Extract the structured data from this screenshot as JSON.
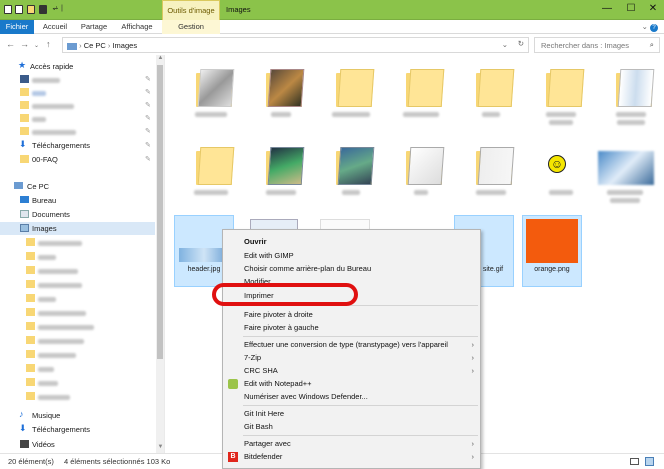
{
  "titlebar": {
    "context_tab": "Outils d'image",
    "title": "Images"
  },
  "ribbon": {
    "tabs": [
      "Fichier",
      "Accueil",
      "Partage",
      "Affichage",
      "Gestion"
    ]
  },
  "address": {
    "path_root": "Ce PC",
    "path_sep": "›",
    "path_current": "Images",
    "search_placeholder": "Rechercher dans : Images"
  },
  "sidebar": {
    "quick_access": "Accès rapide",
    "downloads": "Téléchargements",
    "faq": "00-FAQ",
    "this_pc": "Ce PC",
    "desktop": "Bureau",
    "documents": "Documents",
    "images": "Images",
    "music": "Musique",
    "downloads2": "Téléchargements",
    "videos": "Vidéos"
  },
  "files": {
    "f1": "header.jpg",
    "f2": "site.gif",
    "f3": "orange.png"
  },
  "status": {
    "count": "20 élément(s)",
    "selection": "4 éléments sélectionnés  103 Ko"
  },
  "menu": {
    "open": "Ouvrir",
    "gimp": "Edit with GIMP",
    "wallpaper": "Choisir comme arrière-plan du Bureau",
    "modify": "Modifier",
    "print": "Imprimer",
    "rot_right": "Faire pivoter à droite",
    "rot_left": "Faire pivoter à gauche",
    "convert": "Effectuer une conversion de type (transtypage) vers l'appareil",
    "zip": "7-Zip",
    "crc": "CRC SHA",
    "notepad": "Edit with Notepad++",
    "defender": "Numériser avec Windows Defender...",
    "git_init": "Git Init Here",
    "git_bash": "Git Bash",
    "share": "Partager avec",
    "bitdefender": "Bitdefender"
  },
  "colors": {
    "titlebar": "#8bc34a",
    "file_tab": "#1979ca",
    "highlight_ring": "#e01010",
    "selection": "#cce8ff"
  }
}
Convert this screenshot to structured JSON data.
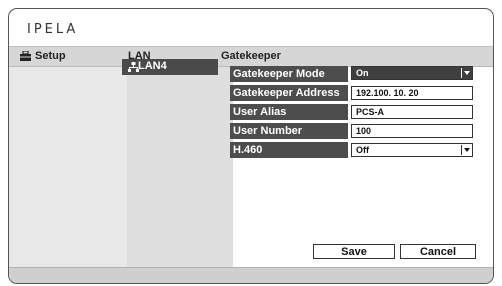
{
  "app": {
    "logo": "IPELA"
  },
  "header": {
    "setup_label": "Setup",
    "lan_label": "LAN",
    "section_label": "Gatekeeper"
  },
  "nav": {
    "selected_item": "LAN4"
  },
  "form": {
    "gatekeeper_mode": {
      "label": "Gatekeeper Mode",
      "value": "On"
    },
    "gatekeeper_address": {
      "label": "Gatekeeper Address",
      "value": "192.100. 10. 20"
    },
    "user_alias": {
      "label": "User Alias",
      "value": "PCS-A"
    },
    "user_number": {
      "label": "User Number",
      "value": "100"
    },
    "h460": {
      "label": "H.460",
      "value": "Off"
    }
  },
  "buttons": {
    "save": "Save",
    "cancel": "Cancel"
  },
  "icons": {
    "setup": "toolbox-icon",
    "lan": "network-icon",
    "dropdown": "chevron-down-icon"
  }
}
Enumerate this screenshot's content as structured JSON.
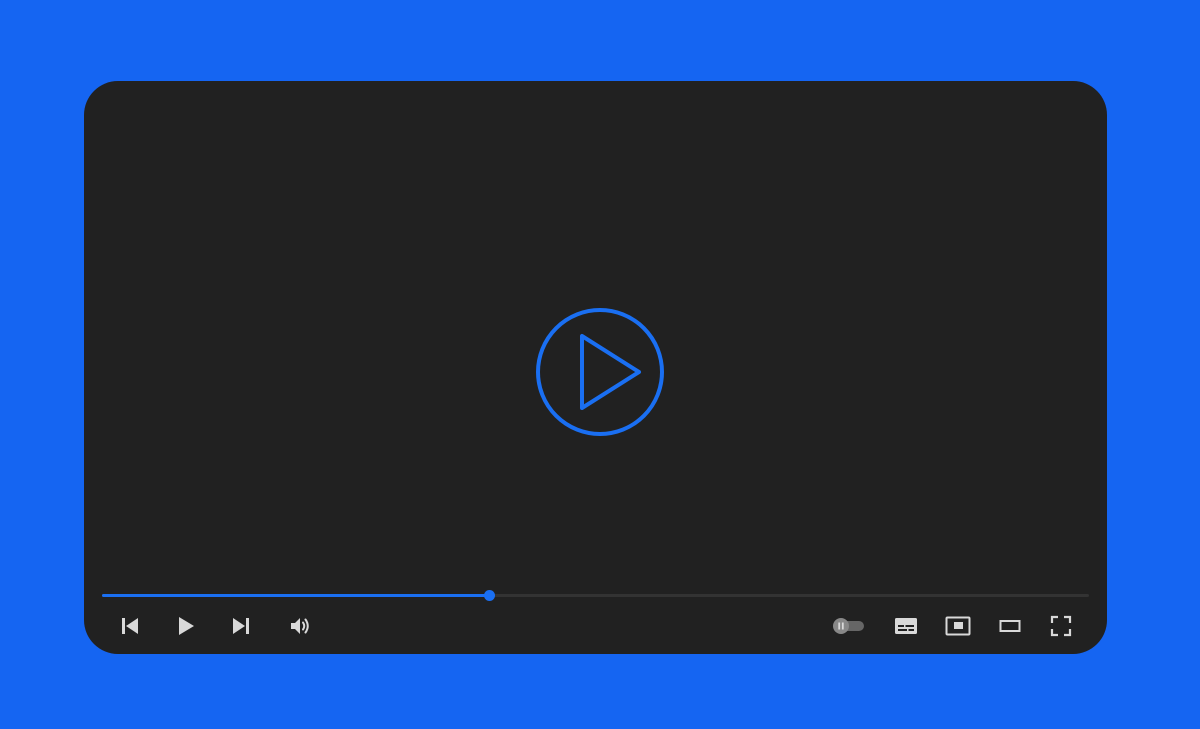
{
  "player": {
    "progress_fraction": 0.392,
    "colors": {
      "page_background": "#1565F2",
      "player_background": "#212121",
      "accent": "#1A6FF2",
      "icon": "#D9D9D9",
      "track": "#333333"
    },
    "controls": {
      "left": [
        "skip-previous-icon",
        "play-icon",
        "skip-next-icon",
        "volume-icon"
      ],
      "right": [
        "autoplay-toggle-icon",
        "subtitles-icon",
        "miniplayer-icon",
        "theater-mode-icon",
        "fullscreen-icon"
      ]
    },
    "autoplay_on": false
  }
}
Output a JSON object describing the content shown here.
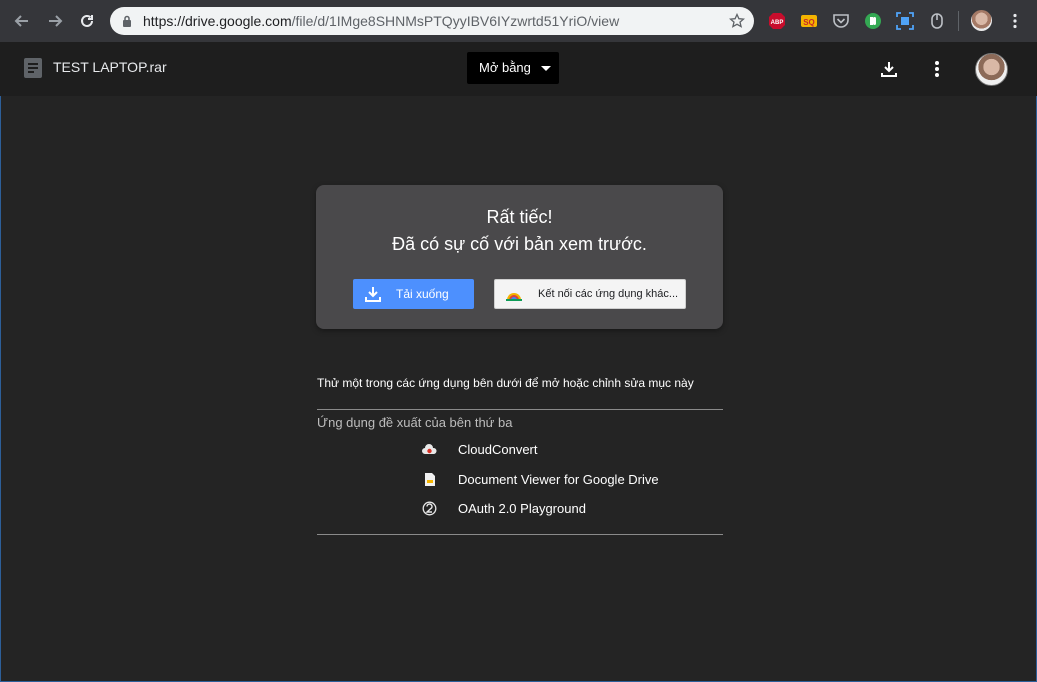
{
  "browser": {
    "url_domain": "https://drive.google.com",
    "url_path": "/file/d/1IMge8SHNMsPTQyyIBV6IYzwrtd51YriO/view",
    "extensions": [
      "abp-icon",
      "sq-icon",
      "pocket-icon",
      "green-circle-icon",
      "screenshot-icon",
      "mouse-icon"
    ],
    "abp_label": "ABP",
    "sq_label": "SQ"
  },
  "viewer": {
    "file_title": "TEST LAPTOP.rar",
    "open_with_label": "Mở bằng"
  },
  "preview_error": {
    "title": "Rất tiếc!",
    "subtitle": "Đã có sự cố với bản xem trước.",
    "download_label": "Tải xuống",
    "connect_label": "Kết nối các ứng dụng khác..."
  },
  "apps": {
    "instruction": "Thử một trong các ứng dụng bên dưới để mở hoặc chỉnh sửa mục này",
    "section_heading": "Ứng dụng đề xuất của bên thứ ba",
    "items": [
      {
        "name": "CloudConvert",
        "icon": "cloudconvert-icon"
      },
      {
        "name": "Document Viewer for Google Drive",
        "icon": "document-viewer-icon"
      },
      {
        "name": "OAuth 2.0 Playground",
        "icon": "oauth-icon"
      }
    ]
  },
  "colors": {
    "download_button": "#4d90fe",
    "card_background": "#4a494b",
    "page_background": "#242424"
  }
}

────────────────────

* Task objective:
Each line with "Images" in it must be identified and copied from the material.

* Output:
    "title": "Images"
    "path_current": "Images",
    "search_placeholder": "Rechercher dans : Images"
    "images": "Images",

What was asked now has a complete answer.